|Biogas Plants in Animal Husbandry (GTZ, 1989)|
|7. Plant operation, maintenance and repair|
The operation of a simple biogas plant is relatively uncomplicated. The user must be given all the information and practical assistance he needs before and during the early phases of plant operation.
The collection of substrate is a simple matter when combined with work that has to be done anyway, e.g. cleaning the stables. It can be made even easier by arranging for the manure to flow directly into the mixing pit. Experience shows that it is not a good idea to gather dung from fields, roads, etc. or to go to the trouble of elaborately chopping up or otherwise preprocessing plant material for use as substrate. The work involved is usually underestimated, while the motivation is overestimated.

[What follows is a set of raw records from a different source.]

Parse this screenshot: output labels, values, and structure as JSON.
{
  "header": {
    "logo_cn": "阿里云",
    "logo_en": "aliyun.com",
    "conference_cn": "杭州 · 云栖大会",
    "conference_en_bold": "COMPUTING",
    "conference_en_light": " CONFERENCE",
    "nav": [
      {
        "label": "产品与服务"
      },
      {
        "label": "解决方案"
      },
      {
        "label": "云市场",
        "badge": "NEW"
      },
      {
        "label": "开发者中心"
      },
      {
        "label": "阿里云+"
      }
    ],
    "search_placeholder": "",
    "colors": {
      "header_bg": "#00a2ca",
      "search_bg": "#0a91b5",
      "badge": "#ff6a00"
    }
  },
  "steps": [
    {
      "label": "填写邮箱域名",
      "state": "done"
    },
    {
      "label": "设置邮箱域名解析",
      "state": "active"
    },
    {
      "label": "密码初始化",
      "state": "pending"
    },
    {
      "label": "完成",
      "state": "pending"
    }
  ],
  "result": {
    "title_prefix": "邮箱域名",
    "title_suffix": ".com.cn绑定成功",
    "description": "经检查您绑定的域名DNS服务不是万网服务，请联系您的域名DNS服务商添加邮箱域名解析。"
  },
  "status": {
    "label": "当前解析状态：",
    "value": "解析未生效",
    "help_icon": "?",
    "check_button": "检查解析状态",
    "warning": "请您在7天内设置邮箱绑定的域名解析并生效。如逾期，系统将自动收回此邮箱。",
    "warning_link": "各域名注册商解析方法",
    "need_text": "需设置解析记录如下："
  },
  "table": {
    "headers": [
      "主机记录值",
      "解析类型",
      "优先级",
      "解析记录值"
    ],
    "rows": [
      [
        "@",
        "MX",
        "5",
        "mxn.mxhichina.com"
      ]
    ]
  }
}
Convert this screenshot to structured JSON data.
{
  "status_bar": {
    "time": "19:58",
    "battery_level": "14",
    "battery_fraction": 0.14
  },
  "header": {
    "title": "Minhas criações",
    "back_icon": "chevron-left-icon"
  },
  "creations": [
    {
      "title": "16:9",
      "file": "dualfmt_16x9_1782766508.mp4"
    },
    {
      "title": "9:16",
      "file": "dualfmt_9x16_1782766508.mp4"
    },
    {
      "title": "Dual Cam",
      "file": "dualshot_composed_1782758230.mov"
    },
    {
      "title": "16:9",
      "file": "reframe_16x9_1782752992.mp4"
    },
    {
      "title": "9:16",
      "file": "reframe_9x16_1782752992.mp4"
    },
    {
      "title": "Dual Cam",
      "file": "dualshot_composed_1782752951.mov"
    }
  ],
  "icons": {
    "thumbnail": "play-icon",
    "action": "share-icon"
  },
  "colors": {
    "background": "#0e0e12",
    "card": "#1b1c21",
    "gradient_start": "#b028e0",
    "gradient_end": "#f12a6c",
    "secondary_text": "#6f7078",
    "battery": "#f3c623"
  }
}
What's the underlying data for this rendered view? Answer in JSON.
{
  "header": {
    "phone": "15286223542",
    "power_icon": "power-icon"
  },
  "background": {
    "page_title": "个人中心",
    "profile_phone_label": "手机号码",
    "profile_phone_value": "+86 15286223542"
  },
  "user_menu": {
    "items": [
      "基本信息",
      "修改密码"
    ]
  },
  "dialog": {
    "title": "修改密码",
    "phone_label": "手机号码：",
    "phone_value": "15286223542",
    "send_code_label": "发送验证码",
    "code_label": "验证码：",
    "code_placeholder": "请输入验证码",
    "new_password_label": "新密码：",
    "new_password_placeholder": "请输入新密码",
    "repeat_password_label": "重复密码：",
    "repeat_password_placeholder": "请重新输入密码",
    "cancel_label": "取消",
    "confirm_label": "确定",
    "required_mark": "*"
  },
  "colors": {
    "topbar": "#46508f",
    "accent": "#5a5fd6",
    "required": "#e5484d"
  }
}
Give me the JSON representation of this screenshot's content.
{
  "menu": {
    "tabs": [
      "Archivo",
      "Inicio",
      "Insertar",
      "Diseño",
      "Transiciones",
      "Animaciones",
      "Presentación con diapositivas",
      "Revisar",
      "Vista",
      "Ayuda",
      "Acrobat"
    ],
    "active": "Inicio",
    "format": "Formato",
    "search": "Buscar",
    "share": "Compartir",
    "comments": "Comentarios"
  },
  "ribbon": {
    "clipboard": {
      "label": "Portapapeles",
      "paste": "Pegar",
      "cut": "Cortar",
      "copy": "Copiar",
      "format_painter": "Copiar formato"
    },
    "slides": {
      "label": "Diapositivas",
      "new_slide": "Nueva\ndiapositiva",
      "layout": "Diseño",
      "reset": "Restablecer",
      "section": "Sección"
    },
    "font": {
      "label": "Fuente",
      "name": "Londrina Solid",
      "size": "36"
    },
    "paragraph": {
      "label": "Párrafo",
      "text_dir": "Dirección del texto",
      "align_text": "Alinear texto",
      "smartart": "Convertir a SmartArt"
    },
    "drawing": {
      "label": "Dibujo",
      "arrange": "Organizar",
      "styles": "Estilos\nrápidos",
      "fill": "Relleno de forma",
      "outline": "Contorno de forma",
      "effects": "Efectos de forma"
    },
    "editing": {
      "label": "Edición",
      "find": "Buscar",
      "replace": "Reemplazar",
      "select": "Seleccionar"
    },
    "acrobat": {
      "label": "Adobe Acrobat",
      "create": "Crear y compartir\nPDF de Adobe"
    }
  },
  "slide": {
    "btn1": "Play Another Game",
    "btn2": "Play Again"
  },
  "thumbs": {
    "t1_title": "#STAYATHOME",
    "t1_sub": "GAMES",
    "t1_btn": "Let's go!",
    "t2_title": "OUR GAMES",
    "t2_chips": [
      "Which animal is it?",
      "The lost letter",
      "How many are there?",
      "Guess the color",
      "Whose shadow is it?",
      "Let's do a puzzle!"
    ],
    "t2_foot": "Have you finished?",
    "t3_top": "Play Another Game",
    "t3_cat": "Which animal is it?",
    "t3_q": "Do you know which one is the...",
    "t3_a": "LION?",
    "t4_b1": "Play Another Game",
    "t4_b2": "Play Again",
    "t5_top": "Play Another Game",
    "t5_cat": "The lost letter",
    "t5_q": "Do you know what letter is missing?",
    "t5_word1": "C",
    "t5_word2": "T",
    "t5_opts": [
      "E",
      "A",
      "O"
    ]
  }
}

Filling the plant
Filling means: mixing the substrate with water, removing bouyant materials, allowing the fill material to warm up, flushing it into the digester, and removing sand and stones. The simple mixing pit shown in figure 5.16 can handle a daily fill quantity of up to 500 1.
The further processing of digested slurry is a critical point in that it can be quite toilsome (cf. chapter 3.4).
In designing the plant, care must be taken to ensure that the
slurry store will be large enough. Fixed-dome plants in particular should be
equipped with an overflow, so that the digested slurry does not have to be
hauled away every day.
Table 7.2: Checklist for the daily operation and regular maintenance of biogas plants (Source: OEKOTOP)
- fill the plant
- clean the mixing pit
- agitate the digester contents
- check the gas pressure
- check the gasholder contents
- check the appearance and odor of the digested slurry
- remove/use the digested slurry
- clean and inspect the gas appliances
- check the gas valves, fittings and appliances for leaks
- inspect the water trap
- inspect the digester for scum formation and remove as necessary by opening the plant
- inspect the plant for water tightness and gas tightness
- pressure-test the gas valves, fittings and pipes
- check the gasholder for rust and repaint as necessary
Monitoring the process
If the plant is properly started before being handed over to the user, it may be assumed to be in proper working order. The user will have become familiar with what optimum plant operation involves. This is very important, because from then on he himself will have to watch for any appreciable changes in how the plant functions; the main indication of a beginning malfunction is a change in the daily gas output.